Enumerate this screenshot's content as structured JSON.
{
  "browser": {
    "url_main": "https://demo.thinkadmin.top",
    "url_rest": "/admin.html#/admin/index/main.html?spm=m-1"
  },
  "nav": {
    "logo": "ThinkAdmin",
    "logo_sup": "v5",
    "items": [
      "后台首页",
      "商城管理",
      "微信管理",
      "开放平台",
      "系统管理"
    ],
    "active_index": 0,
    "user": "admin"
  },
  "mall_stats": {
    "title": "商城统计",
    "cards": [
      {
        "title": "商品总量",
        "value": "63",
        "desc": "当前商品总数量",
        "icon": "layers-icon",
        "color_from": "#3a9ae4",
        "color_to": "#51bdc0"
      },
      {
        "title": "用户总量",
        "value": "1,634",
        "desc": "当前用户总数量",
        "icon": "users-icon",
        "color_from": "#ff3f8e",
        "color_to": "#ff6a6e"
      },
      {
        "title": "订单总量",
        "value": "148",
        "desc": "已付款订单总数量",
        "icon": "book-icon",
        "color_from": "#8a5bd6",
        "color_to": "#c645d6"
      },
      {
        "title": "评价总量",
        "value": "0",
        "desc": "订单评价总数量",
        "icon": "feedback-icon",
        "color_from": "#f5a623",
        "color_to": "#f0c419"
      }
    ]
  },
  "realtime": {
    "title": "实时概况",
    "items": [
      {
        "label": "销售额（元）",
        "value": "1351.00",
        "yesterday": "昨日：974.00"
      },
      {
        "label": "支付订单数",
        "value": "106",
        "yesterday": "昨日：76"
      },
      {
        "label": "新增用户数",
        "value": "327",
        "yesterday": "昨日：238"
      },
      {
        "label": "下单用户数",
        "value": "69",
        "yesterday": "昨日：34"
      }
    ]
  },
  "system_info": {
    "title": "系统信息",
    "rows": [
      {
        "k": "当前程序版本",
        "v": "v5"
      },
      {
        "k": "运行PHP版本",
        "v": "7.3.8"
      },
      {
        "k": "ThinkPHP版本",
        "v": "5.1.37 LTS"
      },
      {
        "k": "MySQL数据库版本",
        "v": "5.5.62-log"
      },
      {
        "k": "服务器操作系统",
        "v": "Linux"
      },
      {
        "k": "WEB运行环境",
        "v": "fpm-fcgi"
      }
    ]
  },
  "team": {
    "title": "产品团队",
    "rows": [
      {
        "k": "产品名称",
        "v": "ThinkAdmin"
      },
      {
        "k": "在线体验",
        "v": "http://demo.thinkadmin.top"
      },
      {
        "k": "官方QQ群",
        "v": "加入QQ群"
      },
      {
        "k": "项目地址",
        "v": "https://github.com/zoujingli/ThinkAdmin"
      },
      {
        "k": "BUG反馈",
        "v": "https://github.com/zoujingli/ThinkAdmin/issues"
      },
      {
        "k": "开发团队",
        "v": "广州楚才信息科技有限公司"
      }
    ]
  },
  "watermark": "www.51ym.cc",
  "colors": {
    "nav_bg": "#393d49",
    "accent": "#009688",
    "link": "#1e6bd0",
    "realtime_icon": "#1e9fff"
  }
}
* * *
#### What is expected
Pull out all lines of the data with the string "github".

#### Response to this task
        "v": "https://github.com/zoujingli/ThinkAdmin"
        "v": "https://github.com/zoujingli/ThinkAdmin/issues"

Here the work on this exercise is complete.